Records supplied Start Marker
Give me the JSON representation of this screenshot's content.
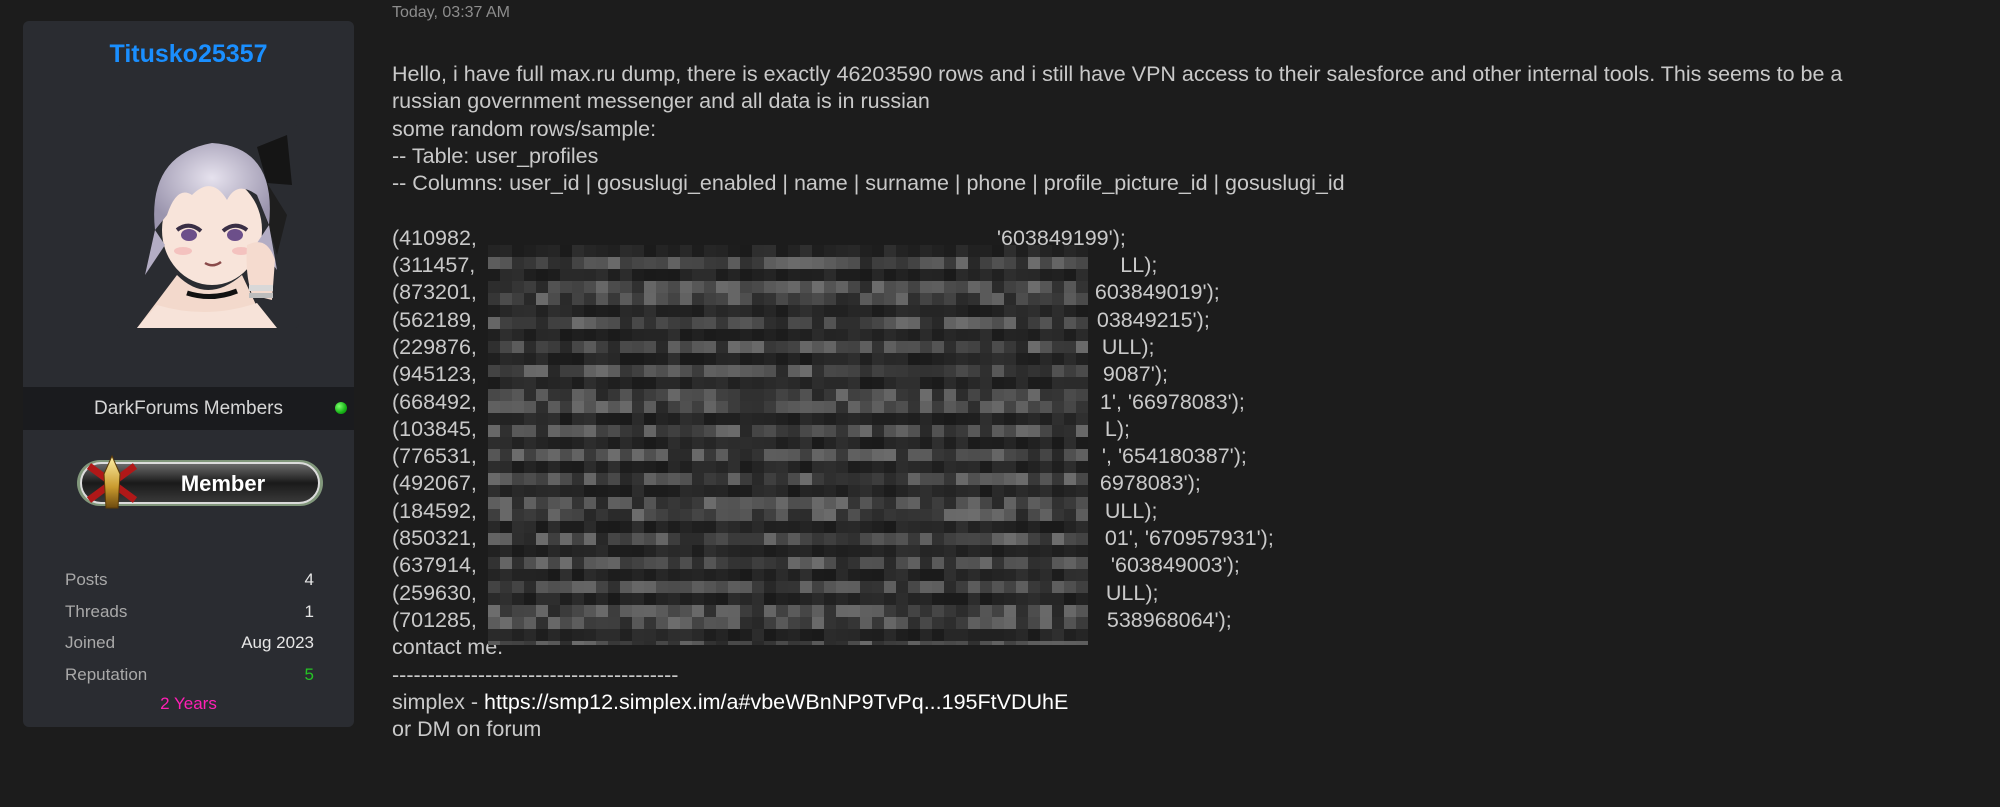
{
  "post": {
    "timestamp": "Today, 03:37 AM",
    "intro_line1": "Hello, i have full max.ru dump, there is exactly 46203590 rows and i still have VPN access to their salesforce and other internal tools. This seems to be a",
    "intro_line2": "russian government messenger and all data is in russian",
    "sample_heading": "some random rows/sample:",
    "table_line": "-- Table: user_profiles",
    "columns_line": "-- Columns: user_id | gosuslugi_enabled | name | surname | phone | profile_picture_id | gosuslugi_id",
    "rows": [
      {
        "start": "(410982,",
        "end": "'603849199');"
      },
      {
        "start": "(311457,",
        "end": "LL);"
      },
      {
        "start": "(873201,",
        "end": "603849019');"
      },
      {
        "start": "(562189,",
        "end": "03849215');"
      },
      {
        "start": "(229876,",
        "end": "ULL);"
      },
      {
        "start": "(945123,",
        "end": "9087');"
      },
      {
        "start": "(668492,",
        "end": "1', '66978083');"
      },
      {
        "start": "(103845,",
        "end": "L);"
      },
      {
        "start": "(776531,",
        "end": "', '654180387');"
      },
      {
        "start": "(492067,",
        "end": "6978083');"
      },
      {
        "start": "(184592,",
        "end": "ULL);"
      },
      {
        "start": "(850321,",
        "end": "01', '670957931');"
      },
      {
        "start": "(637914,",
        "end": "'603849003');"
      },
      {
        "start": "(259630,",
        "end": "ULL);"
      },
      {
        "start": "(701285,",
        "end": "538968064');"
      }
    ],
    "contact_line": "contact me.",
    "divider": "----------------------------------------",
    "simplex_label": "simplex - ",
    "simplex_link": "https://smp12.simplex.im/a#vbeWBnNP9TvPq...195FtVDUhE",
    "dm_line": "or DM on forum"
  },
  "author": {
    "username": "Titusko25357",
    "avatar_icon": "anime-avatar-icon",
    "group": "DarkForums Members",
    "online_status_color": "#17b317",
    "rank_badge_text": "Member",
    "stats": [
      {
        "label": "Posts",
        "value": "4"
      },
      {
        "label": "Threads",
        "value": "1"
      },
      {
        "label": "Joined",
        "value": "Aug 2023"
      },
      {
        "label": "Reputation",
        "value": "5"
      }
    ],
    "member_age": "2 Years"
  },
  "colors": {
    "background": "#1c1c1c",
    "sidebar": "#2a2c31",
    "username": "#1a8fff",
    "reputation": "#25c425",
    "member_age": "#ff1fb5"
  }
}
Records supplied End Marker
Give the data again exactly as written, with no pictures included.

### [Task response]
Give me the JSON representation of this screenshot's content.
{
  "post": {
    "timestamp": "Today, 03:37 AM",
    "intro_line1": "Hello, i have full max.ru dump, there is exactly 46203590 rows and i still have VPN access to their salesforce and other internal tools. This seems to be a",
    "intro_line2": "russian government messenger and all data is in russian",
    "sample_heading": "some random rows/sample:",
    "table_line": "-- Table: user_profiles",
    "columns_line": "-- Columns: user_id | gosuslugi_enabled | name | surname | phone | profile_picture_id | gosuslugi_id",
    "rows": [
      {
        "start": "(410982,",
        "end": "'603849199');"
      },
      {
        "start": "(311457,",
        "end": "LL);"
      },
      {
        "start": "(873201,",
        "end": "603849019');"
      },
      {
        "start": "(562189,",
        "end": "03849215');"
      },
      {
        "start": "(229876,",
        "end": "ULL);"
      },
      {
        "start": "(945123,",
        "end": "9087');"
      },
      {
        "start": "(668492,",
        "end": "1', '66978083');"
      },
      {
        "start": "(103845,",
        "end": "L);"
      },
      {
        "start": "(776531,",
        "end": "', '654180387');"
      },
      {
        "start": "(492067,",
        "end": "6978083');"
      },
      {
        "start": "(184592,",
        "end": "ULL);"
      },
      {
        "start": "(850321,",
        "end": "01', '670957931');"
      },
      {
        "start": "(637914,",
        "end": "'603849003');"
      },
      {
        "start": "(259630,",
        "end": "ULL);"
      },
      {
        "start": "(701285,",
        "end": "538968064');"
      }
    ],
    "contact_line": "contact me.",
    "divider": "----------------------------------------",
    "simplex_label": "simplex - ",
    "simplex_link": "https://smp12.simplex.im/a#vbeWBnNP9TvPq...195FtVDUhE",
    "dm_line": "or DM on forum"
  },
  "author": {
    "username": "Titusko25357",
    "avatar_icon": "anime-avatar-icon",
    "group": "DarkForums Members",
    "online_status_color": "#17b317",
    "rank_badge_text": "Member",
    "stats": [
      {
        "label": "Posts",
        "value": "4"
      },
      {
        "label": "Threads",
        "value": "1"
      },
      {
        "label": "Joined",
        "value": "Aug 2023"
      },
      {
        "label": "Reputation",
        "value": "5"
      }
    ],
    "member_age": "2 Years"
  },
  "colors": {
    "background": "#1c1c1c",
    "sidebar": "#2a2c31",
    "username": "#1a8fff",
    "reputation": "#25c425",
    "member_age": "#ff1fb5"
  }
}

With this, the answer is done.